3. Potential for toxic emissions
With the risk of thermal runaway, comes the risk of potentially toxic gas emissions. As a battery enters thermal runaway, it will begin to emit a number of gases, one particularly common and harmful gas being carbon monoxide (CO).
How can the risks be mitigated?
When designing a solution to ensure safety in EVs and HEVs, the predominant aim of the system should be to prevent thermal runaway from occurring within the battery cells.
As a battery is about to enter thermal runaway, it will signal this by beginning to vent its over-pressure. At this stage, the suppression system should commence measures to trigger battery cooling, preventing its acceleration to thermal runaway. If your suppression system quickly detects the fault, and activates the deterrent, it can begin to quickly reverse the process, and potentially even eliminate the risk entirely. However, in some situations, preventing thermal runaway in this way may not be possible. In which case, the system should initiate measures to delay propagation, allowing enough time for the vehicle to be safely evacuated before the battery enters thermal runaway. This stage is particularly important for vehicles carrying a large number of passengers, such as coaches or buses.

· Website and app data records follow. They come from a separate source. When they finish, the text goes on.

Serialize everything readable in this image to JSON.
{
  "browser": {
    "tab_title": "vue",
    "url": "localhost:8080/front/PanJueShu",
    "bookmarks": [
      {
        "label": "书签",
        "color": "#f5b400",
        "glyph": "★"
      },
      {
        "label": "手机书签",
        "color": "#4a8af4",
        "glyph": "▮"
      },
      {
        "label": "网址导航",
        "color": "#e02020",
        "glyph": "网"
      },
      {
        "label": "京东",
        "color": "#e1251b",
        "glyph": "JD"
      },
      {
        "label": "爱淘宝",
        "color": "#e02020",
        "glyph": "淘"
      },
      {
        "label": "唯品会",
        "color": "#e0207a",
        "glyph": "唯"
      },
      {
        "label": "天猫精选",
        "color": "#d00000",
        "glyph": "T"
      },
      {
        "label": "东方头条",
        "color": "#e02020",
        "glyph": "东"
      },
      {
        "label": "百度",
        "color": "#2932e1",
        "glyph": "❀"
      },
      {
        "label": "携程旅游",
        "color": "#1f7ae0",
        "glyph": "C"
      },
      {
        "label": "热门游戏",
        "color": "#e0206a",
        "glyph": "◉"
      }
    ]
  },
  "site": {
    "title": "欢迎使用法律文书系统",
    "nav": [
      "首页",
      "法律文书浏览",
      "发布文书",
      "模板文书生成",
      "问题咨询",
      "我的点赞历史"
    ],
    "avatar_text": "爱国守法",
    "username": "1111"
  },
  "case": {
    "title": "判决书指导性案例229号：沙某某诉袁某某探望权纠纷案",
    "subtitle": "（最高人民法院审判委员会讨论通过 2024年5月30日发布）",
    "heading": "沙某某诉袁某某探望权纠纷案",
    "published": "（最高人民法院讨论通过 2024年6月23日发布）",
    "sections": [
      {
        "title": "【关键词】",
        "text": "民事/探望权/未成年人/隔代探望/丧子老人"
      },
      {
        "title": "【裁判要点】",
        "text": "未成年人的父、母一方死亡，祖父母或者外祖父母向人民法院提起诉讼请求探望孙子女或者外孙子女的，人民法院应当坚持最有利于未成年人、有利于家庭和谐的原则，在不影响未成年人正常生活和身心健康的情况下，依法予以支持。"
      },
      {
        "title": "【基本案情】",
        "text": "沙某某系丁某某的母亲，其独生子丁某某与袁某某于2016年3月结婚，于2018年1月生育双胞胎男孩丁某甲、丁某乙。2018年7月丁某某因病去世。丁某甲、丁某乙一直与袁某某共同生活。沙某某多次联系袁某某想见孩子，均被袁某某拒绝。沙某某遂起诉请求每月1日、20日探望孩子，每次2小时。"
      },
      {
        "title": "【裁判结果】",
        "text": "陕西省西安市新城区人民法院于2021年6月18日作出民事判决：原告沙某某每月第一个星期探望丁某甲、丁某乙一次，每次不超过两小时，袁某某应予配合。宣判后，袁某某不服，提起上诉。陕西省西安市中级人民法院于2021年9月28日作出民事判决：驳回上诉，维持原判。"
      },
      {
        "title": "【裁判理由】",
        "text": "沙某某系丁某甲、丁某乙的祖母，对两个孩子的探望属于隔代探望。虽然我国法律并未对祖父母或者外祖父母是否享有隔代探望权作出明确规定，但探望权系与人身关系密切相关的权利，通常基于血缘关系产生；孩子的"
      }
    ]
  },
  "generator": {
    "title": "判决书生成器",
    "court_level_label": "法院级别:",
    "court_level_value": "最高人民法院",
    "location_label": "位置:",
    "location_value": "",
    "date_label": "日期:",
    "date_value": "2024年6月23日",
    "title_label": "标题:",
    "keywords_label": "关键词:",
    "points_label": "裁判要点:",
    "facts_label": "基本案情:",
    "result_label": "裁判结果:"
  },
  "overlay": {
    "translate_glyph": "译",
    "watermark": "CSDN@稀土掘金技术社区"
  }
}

Due to the potential for toxic emissions from a failing Li-ion battery, it is also essential that all EVs and HEVs have a heavy-vehicle, specialist sensor installed. This will act to alert the operator to the presence of any toxic emissions, enabling safe evacuation and mitigating the safety risk.
A new fire suppression solution – Li-IonFireTM
In collaboration with Dafo Vehicle Fire Protection, a recent EU initiative has built a fire protection system that addresses and mitigates the risks associated with EVs and HEVs, safely and effectively.
In developing the new solution, Dafo Vehicle, RISE Research Institute of Sweden, amongst other project partners, explored the different techniques to detect potential battery failure, as early as possible, and take immediate action to stop, or delay, a potentially hazardous situation.
The various risks related to battery spaces, including specific risks when charging, and the procedures for handling electric vehicles and batteries were all studied. The extent to which fixed and integrated fire suppression systems, which are widely used to protect engine compartments on heavy vehicles, can be applied to vehicles powered by Li-ion batteries, and how they should be designed, was also explored in depth.
Through extensive testing, it was understood how a breakdown occurs within the battery cells, and how it can be detected.
“If a system is activated at this early stage, the battery can be ‘brought back’ to a safe state, without the fire developing further,” explains Anders.
“The tests have also shown that even with a late deployment of the fire suppression system, there’s a possibility of delaying the battery reaching a critical state, meaning that the chance of safe evacuation is very high.”
The project team successfully validated and demonstrated a highly innovative fire
protection system for electric and hybrid electric vehicles. The new system provides an early fire warning system, and spot cooling to prevent thermal runaway while localising and suppressing fire.
The system was officially unveiled at in 2019, and has generated tremendous interest from both end users and vehicle manufacturers.
“Li-IonFire delivers to the market a product that didn’t exist until now: a system that can offer real protection against battery fires, using a new suppression agent, Forrex EV™, which is specifically developed for these applications,” concludes Anders.
“Li-IonFire will significantly boost the safety of operators and the protection of valuable assets.”
Li-IonFire is available now.
Safeguarding EVs and HEVs
Existing fire prevention and suppression solutions for vehicles are designed to be most effective for use in combustion engine vehicles, and, as such, they will only go so far in protecting EVs and HEVs.
For more information, go to www.fireshieldsystemsltd.co.uk